With the stage in the round, the stripped floorboards, wooden chairs and rusty bedframes not only reflect the impoverished condition of the Salem community but give the cast much room in which to whip up the mania, with some impressive choreographed movement from the young girls in thrall to the rejected, volatile and dangerously charismatic Abigail (a passionate performance from Samantha Colley).

Much has been said about the play's running time - it comes in at three and a half hours. I had seriously doubted those who had seen the show and said that the time just flew by but really, it did. I was completely enwrapped in this very dramatic but also moving production.

Accompanying me to the show was a grandma and an 11 year old girl, neither of whom were that familiar with the text. Both of them though were completely engrossed in the play and distraught with the injustice of the story. The power of Miller's writing lives on.

Old Vic Theatre, London to September 13, 2014

Image Credits:

1. Richard Armitage (John Proctor) and Anna Madeley (Elizabeth Proctor) photo credit Johan Persson

2. The Crucible Cast photo credit Johan Persson

3. Richard Armitage (John Proctor) and Natalie Gavin (Mary Warren) photo credit Johan Persson

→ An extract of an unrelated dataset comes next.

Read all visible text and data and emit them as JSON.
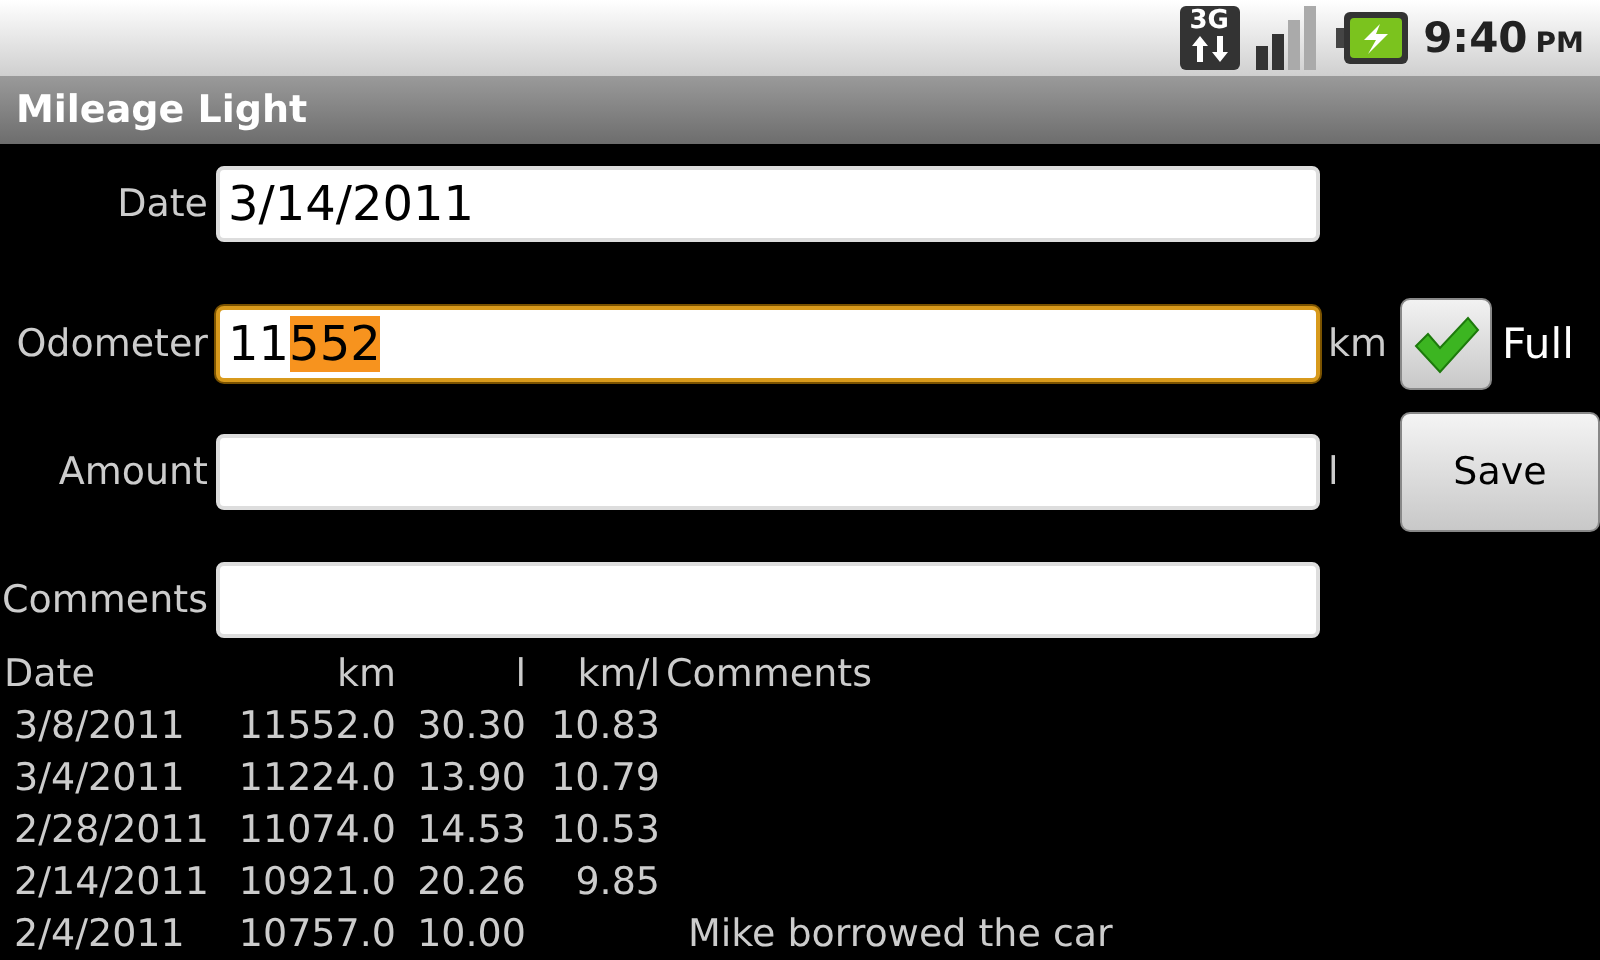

Victoria's debut novel Banking on Burlesque is available now.